Task item: Check the records below line by line. Give the count of lines with "this", and nothing else.

Provided data:
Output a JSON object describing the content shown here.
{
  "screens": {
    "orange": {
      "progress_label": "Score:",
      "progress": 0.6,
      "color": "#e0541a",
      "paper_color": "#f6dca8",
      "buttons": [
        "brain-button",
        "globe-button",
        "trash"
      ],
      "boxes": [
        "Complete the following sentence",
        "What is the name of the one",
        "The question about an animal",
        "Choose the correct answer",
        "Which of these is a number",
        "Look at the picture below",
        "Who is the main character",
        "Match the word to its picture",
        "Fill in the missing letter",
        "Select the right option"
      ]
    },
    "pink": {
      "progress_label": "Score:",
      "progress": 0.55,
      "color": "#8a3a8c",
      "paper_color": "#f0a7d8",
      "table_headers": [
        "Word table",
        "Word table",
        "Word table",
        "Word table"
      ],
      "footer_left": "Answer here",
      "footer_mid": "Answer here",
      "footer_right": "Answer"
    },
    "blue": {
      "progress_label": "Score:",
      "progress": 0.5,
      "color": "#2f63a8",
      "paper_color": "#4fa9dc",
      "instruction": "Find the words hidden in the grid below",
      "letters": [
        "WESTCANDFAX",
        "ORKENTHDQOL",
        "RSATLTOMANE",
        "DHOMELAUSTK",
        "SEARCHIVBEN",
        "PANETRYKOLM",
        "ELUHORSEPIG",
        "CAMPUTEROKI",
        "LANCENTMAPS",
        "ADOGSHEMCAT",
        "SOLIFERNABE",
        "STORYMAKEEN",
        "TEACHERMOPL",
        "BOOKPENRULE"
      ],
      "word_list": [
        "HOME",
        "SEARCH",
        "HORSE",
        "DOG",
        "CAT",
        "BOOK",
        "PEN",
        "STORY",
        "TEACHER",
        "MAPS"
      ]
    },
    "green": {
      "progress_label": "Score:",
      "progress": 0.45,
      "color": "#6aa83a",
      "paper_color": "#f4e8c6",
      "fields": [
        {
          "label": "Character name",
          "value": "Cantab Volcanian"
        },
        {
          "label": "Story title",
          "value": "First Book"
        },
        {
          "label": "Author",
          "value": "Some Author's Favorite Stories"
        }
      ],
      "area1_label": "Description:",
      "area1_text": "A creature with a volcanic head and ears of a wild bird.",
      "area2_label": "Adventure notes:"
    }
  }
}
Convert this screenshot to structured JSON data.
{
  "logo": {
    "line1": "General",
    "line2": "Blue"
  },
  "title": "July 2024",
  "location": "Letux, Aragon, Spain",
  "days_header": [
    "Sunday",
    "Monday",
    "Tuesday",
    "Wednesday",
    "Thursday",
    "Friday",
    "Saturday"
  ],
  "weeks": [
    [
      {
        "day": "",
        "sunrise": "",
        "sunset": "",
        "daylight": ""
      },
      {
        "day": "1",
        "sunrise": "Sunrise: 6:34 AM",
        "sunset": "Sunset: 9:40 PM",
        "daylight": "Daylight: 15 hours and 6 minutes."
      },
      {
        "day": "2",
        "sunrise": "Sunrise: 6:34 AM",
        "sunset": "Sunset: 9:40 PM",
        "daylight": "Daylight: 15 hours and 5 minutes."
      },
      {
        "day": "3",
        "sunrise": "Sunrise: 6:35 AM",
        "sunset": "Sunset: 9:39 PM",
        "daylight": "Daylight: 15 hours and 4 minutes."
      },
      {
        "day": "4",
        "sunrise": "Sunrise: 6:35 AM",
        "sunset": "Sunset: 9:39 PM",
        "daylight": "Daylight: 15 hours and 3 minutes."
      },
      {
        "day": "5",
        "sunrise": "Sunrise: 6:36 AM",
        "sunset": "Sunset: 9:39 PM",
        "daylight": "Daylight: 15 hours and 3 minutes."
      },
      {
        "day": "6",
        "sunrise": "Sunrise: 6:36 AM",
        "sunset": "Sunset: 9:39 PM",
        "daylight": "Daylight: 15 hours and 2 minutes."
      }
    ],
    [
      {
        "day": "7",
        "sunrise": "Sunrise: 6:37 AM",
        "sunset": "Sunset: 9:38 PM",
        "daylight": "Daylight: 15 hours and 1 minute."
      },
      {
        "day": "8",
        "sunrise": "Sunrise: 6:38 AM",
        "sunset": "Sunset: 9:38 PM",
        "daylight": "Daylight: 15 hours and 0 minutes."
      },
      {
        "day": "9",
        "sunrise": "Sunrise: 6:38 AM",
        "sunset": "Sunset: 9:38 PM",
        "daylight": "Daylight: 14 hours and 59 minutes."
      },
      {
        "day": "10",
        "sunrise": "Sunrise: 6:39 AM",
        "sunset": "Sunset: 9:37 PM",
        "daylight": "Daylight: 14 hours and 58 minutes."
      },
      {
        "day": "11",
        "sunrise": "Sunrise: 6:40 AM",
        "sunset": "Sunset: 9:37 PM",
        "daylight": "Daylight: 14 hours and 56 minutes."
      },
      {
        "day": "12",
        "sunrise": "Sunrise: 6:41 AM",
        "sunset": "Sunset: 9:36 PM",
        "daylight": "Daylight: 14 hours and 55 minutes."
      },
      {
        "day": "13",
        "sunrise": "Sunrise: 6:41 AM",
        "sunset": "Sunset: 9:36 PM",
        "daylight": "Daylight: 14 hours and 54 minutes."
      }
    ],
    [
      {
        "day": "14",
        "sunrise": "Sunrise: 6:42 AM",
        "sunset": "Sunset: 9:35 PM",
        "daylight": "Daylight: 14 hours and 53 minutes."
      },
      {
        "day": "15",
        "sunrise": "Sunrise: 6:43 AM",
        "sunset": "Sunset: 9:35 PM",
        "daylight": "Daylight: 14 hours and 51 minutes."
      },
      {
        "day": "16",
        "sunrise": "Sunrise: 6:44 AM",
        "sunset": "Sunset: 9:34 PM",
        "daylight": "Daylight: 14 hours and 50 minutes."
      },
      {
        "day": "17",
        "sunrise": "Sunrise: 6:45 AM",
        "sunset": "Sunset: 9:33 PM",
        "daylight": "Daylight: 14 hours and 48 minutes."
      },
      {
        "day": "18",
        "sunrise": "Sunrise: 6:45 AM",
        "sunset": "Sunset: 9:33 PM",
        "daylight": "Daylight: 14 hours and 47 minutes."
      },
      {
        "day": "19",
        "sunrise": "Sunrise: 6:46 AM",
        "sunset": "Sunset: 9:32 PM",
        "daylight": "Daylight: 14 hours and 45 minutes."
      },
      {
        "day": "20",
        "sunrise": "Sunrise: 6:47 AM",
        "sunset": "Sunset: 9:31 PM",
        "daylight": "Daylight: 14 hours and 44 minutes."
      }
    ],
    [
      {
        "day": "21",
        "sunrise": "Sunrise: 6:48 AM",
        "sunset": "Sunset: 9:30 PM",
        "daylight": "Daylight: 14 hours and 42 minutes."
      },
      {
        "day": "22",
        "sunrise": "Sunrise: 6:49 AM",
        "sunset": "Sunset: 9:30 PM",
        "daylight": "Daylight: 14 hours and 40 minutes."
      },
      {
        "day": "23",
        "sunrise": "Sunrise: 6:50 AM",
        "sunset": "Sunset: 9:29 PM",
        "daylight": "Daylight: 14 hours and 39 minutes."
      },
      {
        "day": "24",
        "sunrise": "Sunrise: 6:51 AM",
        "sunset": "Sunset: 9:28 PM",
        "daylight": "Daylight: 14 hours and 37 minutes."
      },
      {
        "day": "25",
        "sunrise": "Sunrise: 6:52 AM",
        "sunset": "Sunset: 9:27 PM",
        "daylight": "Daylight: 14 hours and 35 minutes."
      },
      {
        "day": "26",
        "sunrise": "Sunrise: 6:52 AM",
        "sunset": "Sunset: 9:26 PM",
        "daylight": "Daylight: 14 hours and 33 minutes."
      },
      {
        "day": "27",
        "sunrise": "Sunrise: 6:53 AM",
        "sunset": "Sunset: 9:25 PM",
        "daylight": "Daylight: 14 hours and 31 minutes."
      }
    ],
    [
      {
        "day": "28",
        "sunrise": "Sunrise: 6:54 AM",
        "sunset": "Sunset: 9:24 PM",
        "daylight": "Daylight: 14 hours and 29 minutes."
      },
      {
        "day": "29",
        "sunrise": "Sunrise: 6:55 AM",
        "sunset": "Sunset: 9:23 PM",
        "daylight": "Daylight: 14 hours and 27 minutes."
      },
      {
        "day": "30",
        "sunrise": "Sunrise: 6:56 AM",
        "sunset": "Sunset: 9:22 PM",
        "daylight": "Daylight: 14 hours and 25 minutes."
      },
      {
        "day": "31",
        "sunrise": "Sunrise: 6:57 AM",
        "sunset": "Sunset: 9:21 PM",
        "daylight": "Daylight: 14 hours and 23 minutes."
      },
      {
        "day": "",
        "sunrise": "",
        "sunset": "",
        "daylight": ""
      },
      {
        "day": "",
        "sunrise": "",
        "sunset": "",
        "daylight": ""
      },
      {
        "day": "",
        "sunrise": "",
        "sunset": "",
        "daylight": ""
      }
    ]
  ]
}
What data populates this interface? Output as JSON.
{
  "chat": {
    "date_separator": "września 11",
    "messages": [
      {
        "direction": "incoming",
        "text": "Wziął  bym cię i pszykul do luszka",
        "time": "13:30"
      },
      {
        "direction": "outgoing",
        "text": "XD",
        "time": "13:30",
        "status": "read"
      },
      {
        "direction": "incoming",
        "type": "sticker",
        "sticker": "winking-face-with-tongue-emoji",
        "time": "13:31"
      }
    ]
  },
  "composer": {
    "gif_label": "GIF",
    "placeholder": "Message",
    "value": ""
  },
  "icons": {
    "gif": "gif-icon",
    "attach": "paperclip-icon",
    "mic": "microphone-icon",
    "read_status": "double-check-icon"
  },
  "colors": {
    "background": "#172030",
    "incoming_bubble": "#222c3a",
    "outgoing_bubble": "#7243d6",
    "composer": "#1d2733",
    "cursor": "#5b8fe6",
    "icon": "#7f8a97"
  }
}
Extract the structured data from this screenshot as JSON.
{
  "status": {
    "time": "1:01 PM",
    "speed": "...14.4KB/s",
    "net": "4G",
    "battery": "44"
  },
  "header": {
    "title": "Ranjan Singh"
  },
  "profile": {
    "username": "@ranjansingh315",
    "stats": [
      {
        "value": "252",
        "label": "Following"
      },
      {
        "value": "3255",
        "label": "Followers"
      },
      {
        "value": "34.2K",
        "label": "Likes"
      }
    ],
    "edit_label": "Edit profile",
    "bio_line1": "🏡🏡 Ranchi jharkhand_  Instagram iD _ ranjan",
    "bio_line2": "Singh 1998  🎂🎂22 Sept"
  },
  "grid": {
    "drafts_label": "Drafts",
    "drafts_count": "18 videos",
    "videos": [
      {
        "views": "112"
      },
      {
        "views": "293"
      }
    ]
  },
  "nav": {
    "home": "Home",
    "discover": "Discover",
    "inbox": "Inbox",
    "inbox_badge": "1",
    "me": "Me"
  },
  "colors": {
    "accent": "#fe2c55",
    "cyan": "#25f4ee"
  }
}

Exercise output: 3